Search the entries for lines that contain the word "structured", and report each one found.

*** Exercise material Section Begins ***

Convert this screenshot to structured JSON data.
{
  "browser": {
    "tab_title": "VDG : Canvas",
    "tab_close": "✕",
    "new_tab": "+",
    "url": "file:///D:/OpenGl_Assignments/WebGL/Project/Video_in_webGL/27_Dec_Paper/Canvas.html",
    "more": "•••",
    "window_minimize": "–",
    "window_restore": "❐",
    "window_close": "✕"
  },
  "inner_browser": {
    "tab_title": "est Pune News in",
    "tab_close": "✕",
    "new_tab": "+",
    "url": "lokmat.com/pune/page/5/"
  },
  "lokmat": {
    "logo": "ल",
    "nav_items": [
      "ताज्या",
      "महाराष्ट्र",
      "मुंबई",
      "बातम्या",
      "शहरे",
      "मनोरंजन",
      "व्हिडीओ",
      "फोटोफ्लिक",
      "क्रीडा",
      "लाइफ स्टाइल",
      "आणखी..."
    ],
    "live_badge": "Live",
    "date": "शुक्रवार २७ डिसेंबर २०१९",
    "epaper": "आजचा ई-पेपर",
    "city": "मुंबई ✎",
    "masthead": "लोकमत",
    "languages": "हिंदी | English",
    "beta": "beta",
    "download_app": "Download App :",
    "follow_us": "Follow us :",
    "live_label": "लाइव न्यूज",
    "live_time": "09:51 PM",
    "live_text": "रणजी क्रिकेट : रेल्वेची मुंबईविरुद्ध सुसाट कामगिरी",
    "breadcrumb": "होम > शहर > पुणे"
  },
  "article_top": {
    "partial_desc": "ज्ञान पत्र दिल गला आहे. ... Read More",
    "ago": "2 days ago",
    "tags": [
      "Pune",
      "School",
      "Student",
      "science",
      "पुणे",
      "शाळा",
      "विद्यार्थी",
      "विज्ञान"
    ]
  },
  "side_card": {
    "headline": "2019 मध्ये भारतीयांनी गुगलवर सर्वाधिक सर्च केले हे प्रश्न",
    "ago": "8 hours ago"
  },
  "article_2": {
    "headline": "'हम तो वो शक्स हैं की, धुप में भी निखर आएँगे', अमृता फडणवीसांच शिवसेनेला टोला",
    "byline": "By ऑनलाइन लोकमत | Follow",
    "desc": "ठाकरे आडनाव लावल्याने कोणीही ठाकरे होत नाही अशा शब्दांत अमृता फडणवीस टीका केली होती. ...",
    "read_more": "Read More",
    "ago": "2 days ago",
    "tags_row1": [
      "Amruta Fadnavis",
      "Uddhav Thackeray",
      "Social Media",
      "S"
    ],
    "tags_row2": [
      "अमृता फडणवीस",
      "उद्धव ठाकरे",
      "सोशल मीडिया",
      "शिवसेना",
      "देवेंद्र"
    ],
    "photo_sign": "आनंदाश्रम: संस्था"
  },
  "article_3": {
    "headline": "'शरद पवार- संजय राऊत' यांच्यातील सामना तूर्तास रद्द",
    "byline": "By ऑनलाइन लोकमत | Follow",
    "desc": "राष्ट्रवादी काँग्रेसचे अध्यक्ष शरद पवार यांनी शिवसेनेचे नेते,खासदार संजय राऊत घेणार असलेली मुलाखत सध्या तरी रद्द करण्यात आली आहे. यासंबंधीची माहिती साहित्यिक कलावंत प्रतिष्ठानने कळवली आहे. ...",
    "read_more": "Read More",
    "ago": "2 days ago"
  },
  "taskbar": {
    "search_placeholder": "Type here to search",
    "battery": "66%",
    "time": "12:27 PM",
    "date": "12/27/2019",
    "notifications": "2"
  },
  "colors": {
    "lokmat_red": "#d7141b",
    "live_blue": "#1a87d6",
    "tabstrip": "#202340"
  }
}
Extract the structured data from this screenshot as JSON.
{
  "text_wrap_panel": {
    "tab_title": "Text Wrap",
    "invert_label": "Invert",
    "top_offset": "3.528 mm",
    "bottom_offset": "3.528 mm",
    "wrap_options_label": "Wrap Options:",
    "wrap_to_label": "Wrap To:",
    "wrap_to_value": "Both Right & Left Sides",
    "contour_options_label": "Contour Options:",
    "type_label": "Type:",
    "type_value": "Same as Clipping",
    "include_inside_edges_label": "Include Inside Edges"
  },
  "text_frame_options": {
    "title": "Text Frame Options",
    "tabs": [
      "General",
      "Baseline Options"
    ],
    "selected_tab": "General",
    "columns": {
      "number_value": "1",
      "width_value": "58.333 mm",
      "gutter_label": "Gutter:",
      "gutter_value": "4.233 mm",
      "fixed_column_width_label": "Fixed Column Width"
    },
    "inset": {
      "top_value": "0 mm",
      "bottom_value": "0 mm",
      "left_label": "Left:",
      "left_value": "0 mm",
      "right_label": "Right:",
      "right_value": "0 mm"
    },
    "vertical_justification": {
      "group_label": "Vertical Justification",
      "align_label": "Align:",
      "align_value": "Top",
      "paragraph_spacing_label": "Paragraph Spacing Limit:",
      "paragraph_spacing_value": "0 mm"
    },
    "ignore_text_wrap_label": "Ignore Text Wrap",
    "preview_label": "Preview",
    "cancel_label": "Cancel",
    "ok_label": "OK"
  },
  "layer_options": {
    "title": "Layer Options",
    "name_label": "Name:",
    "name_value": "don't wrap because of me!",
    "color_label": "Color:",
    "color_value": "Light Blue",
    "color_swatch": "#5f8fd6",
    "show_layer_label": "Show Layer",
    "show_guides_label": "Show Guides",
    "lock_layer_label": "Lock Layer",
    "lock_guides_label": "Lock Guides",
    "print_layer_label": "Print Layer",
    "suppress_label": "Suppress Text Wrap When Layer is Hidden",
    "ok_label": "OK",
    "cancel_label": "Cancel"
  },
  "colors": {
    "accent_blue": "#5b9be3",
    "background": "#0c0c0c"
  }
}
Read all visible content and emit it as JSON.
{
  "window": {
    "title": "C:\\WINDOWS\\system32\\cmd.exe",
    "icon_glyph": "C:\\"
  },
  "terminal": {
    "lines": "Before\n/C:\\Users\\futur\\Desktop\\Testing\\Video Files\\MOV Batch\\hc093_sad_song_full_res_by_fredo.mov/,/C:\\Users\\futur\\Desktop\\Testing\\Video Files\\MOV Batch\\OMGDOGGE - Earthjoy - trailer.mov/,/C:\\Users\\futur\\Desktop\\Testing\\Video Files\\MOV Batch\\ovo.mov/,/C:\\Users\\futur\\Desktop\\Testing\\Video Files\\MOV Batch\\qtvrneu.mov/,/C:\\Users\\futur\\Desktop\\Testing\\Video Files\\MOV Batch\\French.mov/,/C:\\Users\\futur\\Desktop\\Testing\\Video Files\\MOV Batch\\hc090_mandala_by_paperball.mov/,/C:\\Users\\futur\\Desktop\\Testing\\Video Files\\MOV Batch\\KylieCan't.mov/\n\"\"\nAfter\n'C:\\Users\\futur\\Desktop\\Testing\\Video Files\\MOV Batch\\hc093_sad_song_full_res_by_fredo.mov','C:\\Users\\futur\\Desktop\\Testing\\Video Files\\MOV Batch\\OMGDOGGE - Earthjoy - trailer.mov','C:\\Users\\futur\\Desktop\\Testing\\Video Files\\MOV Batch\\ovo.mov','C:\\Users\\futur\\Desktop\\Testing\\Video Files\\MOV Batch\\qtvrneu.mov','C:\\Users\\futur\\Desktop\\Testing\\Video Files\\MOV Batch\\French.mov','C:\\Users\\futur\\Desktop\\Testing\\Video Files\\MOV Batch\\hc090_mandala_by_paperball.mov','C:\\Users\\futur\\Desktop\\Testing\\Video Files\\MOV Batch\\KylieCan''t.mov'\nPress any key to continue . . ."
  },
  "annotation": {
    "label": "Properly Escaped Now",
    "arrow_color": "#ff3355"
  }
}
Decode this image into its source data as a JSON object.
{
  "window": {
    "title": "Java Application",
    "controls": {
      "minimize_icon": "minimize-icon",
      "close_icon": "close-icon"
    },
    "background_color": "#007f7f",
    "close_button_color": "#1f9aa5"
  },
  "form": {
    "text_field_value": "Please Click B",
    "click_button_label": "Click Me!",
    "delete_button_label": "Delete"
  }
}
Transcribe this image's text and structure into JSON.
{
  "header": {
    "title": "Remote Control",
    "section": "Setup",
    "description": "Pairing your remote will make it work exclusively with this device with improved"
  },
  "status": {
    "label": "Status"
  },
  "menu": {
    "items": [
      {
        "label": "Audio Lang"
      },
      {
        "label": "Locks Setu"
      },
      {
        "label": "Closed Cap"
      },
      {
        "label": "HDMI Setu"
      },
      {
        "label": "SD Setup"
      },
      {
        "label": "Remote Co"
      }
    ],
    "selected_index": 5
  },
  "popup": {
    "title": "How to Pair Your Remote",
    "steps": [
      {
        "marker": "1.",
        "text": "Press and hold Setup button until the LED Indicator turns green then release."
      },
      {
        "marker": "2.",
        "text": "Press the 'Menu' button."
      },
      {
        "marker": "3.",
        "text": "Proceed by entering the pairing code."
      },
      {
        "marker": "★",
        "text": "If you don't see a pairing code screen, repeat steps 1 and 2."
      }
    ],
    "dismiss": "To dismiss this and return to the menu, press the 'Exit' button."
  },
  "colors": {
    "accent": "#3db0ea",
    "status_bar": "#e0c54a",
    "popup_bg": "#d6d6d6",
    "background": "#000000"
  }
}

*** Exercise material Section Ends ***

_Solution for this task_:
Convert this screenshot to structured JSON data.
Extract the structured data from this screenshot as JSON.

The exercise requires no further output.